In the meantime, Fiona has become the leader of a rebel underground, the proud owner of a now fat, sassy and lazy Puss in Boots (Banderas). Her right hand man is a lantern-jawed ogre named Brogan (Hamm). And she has no time or sympathy for crazy stories about magical agreements and alternate realities. The only thing that can save Shrek and restore the world to as it should be is what freed Fiona in the first place – true love’s kiss. This time, however, Fiona doesn’t know Shrek and how can she love someone she doesn’t know?

This is billed as the final film in the series and there is a bit of an air of closure here. Director Mike Mitchell gets to rearrange Shrek’s universe pretty much as he will, but really doesn’t do much with it. One of the trademarks of the Shrek series is the number of pop culture references skewered, but strangely Mitchell chooses to rein that in, preferring to spend more time developing the story. That’s a mixed blessing. Mitchell is taking a chance which gives him points with me, and marks this movie as a bit different than any other entry in the franchise – but at the expense of some of the characteristics that made these movies so special to begin with.

Dohrn is a bit of a revelation here.
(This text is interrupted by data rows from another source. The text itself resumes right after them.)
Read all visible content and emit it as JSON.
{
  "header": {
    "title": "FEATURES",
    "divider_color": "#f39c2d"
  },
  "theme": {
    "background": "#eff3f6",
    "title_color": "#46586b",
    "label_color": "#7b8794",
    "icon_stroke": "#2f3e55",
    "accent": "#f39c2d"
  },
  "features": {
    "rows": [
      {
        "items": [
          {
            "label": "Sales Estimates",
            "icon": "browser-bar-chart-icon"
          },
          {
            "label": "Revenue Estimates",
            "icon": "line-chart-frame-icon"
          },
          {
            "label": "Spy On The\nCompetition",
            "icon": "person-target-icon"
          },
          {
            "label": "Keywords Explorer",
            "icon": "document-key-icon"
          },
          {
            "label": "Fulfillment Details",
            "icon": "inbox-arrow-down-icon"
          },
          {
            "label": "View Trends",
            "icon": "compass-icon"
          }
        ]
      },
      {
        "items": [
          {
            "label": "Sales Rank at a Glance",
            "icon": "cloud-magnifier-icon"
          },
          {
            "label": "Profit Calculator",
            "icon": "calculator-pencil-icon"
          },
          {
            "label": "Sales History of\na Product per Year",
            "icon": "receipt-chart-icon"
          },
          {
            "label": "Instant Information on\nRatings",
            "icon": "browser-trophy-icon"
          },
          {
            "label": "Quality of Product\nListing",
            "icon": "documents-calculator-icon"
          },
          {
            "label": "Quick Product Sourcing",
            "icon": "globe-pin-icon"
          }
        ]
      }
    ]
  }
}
He worked on the previous Shrek the Third as a writer, story artist and voice actor. He has a more pivotal role here and works it nicely, a bit of a cross between Wallace Shawn in The Princess Bride and Jason Lee in The Incredibles. Rumpelstiltskin may well turn out to be the best villain in the Shrek franchise, right up there with Lord Farquaad and the Fairy Godmother.

At its best, Shrek Forever After is as good as anything in the four Shrek movies. However, the movie suffers from being a bit uneven; the moments of genuine hilarity are a bit rarer than in previous efforts and when the movie isn’t at the top of its game, it’s actually a little flat. That lack of consistency is often frustrating.
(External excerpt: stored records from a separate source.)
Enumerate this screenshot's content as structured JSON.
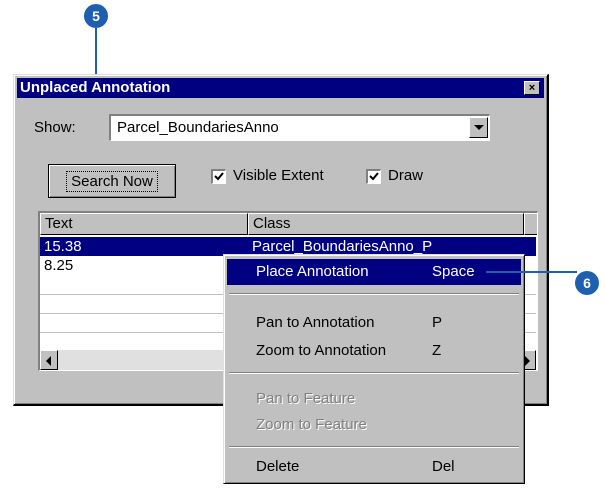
{
  "callouts": {
    "first": "5",
    "second": "6"
  },
  "window": {
    "title": "Unplaced Annotation",
    "close_glyph": "×"
  },
  "show": {
    "label": "Show:",
    "value": "Parcel_BoundariesAnno"
  },
  "search_button": {
    "label": "Search Now"
  },
  "checkboxes": [
    {
      "label": "Visible Extent",
      "checked": true
    },
    {
      "label": "Draw",
      "checked": true
    }
  ],
  "list": {
    "columns": [
      "Text",
      "Class"
    ],
    "rows": [
      {
        "text": "15.38",
        "class": "Parcel_BoundariesAnno_P",
        "selected": true
      },
      {
        "text": "8.25",
        "class": "",
        "selected": false
      }
    ]
  },
  "context_menu": {
    "items": [
      {
        "label": "Place Annotation",
        "shortcut": "Space",
        "highlighted": true,
        "enabled": true
      },
      {
        "label": "Pan to Annotation",
        "shortcut": "P",
        "enabled": true
      },
      {
        "label": "Zoom to Annotation",
        "shortcut": "Z",
        "enabled": true
      },
      {
        "label": "Pan to Feature",
        "shortcut": "",
        "enabled": false
      },
      {
        "label": "Zoom to Feature",
        "shortcut": "",
        "enabled": false
      },
      {
        "label": "Delete",
        "shortcut": "Del",
        "enabled": true
      }
    ]
  },
  "colors": {
    "callout": "#1f5fb0",
    "titlebar": "#000080",
    "selection": "#000080",
    "face": "#c0c0c0"
  }
}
Don’t get me wrong. The movie has plenty of charm, and fans of Shrek are not going to be disappointed with this. It’s certainly much better than Shrek the Third. Unfortunately, it is far too uneven to rank with the first two movies of the series which may not be the fitting send-off that the series deserves, although again, there are moments that make for quite a graceful exit.
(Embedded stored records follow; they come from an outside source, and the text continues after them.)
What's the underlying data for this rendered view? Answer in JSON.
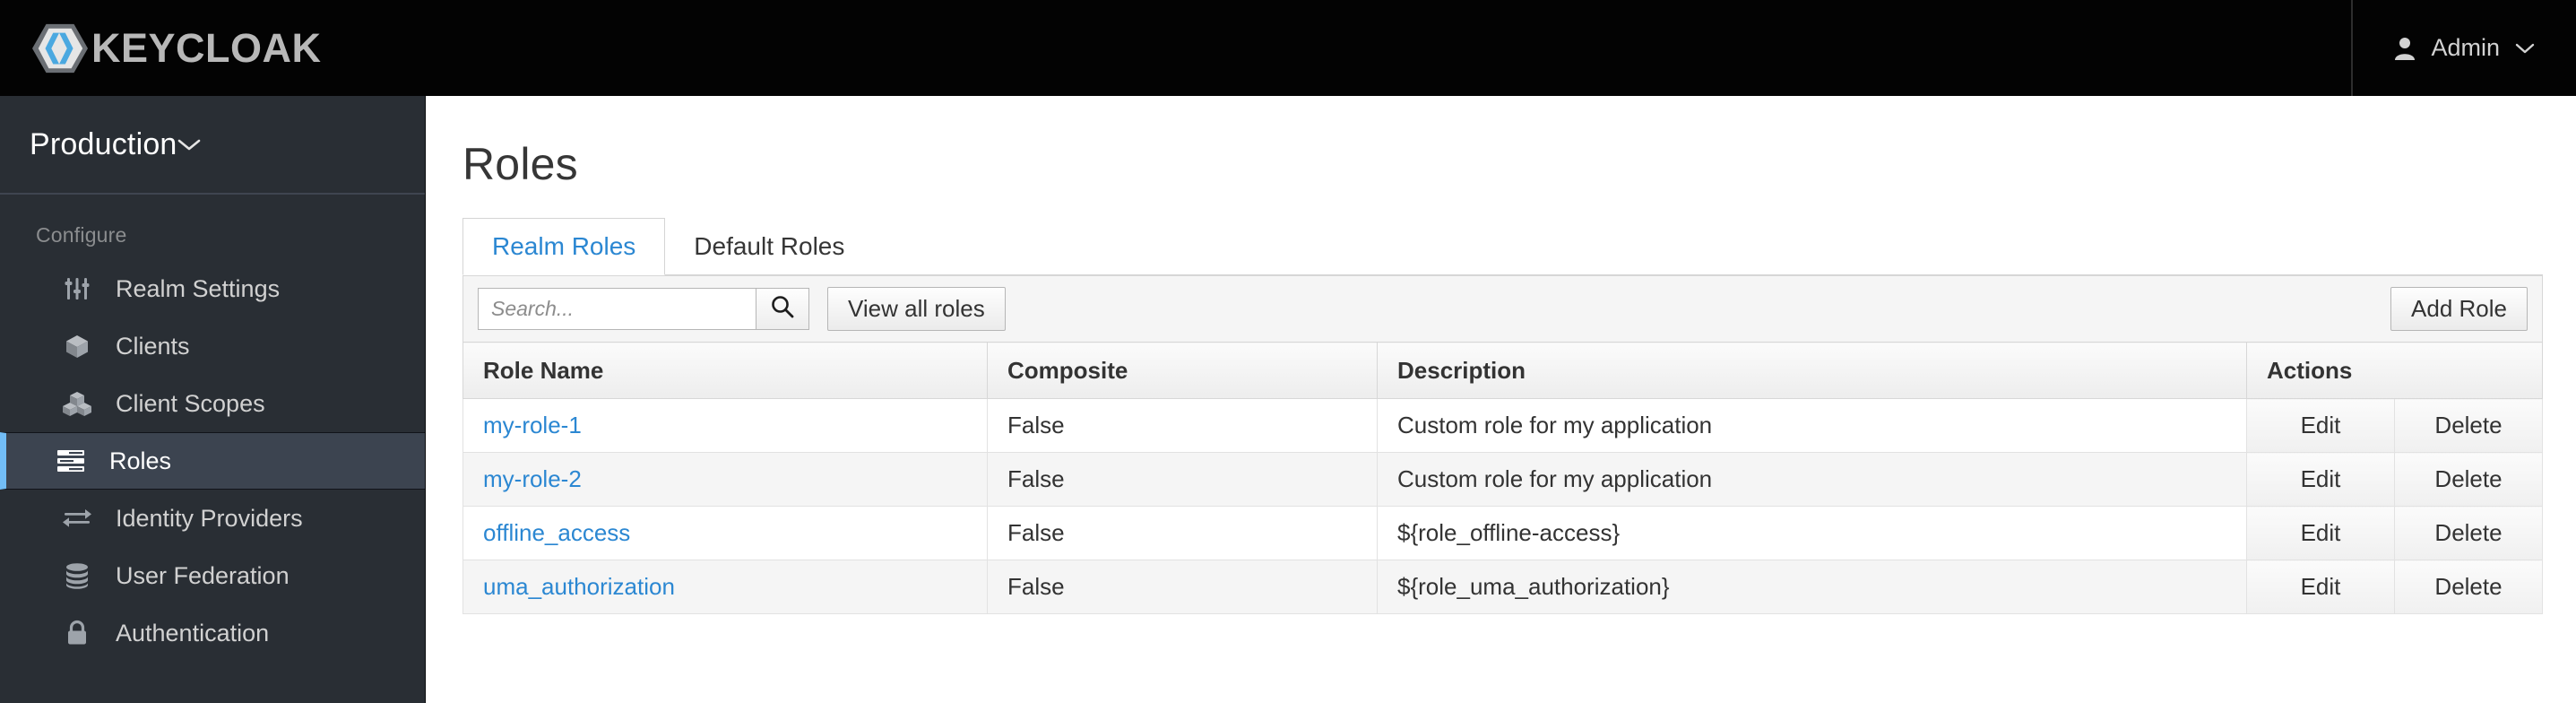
{
  "masthead": {
    "brand_name": "KEYCLOAK",
    "brand_logo_icon": "keycloak-hexagon-logo",
    "user_icon": "user-icon",
    "user_label": "Admin",
    "user_caret_icon": "chevron-down-icon",
    "background_color": "#030303",
    "brand_text_color": "#b8b8b8"
  },
  "sidebar": {
    "realm": {
      "name": "Production",
      "caret_icon": "chevron-down-icon"
    },
    "section_label": "Configure",
    "active_accent_color": "#72bdf6",
    "background_color": "#292e34",
    "items": [
      {
        "label": "Realm Settings",
        "icon": "sliders-icon",
        "active": false
      },
      {
        "label": "Clients",
        "icon": "cube-icon",
        "active": false
      },
      {
        "label": "Client Scopes",
        "icon": "cubes-icon",
        "active": false
      },
      {
        "label": "Roles",
        "icon": "list-bars-icon",
        "active": true
      },
      {
        "label": "Identity Providers",
        "icon": "exchange-arrows-icon",
        "active": false
      },
      {
        "label": "User Federation",
        "icon": "database-icon",
        "active": false
      },
      {
        "label": "Authentication",
        "icon": "lock-icon",
        "active": false
      }
    ]
  },
  "main": {
    "page_title": "Roles",
    "tabs": [
      {
        "label": "Realm Roles",
        "active": true
      },
      {
        "label": "Default Roles",
        "active": false
      }
    ],
    "toolbar": {
      "search_placeholder": "Search...",
      "search_value": "",
      "search_icon": "search-icon",
      "view_all_label": "View all roles",
      "add_role_label": "Add Role"
    },
    "table": {
      "columns": [
        "Role Name",
        "Composite",
        "Description",
        "Actions"
      ],
      "rows": [
        {
          "name": "my-role-1",
          "composite": "False",
          "description": "Custom role for my application",
          "edit": "Edit",
          "delete": "Delete"
        },
        {
          "name": "my-role-2",
          "composite": "False",
          "description": "Custom role for my application",
          "edit": "Edit",
          "delete": "Delete"
        },
        {
          "name": "offline_access",
          "composite": "False",
          "description": "${role_offline-access}",
          "edit": "Edit",
          "delete": "Delete"
        },
        {
          "name": "uma_authorization",
          "composite": "False",
          "description": "${role_uma_authorization}",
          "edit": "Edit",
          "delete": "Delete"
        }
      ]
    },
    "link_color": "#2b87d2"
  }
}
For me, Shrek should be irreverent, funny to both kids and adults and this one doesn’t have those elements to the same degree as Shrek and Shrek 2. It does have enough of those items to allow me to recommend the movie, although if you go in with high expectations you’ll probably be disappointed. I find the best I can do here is damn the movie with faint praise. If you don’t have kids who will absolutely drive you crazy if you don’t take them to see it, you might well wait for this to come out on video and see Toy Story 3 when it comes out instead.

REASONS TO GO: There’s a goodly amount of charm and some of the moments here are among the best in the series.  

REASONS TO STAY: The movie is somewhat uneven and leaves one with the impression that the series has run out of ideas.

FAMILY VALUES: There is a smattering of cartoon violence and some scatological humor but otherwise suitable for all audiences.

TRIVIAL PURSUIT: Dohrn, in addition to voicing Rumpelstiltskin is also credited as being “Head of Story.”

HOME OR THEATER: 3D didn’t add a whole lot to the movie; this would be fine at the multiplex but really, home video would do this just as proud.

FINAL RATING: 6/10

TOMORROW: Away We Go